GIVEN ENTRIES section start

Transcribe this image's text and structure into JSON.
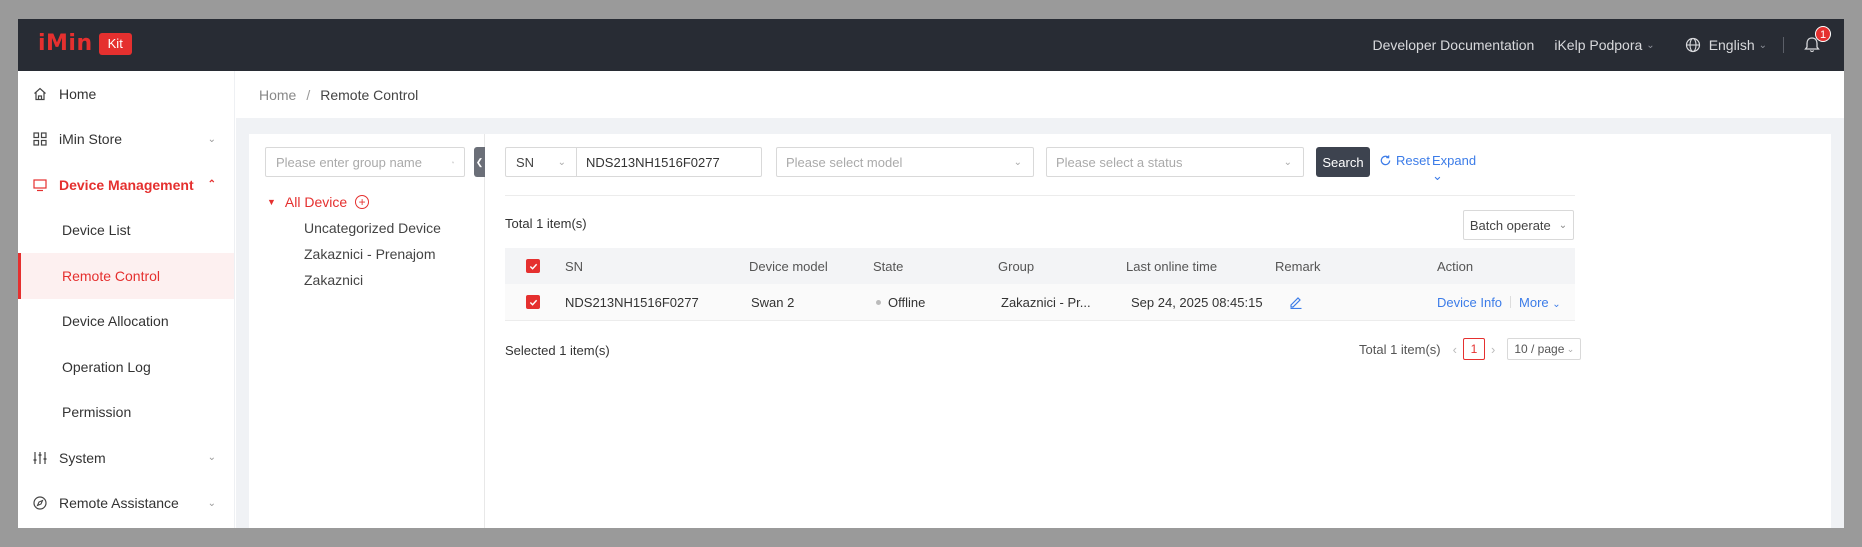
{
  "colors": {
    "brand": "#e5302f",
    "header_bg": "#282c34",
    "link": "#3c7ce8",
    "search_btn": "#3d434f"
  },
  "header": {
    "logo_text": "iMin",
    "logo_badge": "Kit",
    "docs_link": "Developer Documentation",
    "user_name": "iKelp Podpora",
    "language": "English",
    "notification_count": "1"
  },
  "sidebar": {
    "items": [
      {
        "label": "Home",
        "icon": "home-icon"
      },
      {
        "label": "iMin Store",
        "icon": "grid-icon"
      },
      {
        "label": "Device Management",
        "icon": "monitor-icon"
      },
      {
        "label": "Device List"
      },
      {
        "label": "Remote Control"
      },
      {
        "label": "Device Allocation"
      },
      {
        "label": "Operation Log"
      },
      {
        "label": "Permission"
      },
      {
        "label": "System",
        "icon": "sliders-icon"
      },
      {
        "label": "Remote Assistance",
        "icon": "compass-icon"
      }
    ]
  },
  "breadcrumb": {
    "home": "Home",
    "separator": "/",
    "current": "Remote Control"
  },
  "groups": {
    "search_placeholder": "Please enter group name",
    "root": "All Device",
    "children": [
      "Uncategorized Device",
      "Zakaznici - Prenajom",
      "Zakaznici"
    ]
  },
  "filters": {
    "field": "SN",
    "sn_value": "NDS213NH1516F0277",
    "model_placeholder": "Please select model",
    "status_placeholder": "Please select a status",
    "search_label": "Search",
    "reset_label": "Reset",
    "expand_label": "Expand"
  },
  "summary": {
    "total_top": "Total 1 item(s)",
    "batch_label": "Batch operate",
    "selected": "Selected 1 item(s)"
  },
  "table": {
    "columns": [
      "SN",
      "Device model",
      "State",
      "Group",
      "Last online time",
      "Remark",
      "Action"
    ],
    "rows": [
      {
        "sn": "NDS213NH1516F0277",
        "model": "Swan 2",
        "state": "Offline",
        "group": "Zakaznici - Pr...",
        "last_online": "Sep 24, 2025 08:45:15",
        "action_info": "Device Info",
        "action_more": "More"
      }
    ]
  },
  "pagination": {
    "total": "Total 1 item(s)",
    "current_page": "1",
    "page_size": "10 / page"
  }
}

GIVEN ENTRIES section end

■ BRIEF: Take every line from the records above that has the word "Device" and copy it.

■ RESULT FOR THIS EXERCISE:
        "label": "Device Management",
        "label": "Device List"
        "label": "Device Allocation"
    "root": "All Device",
      "Uncategorized Device",
      "Device model",
        "action_info": "Device Info",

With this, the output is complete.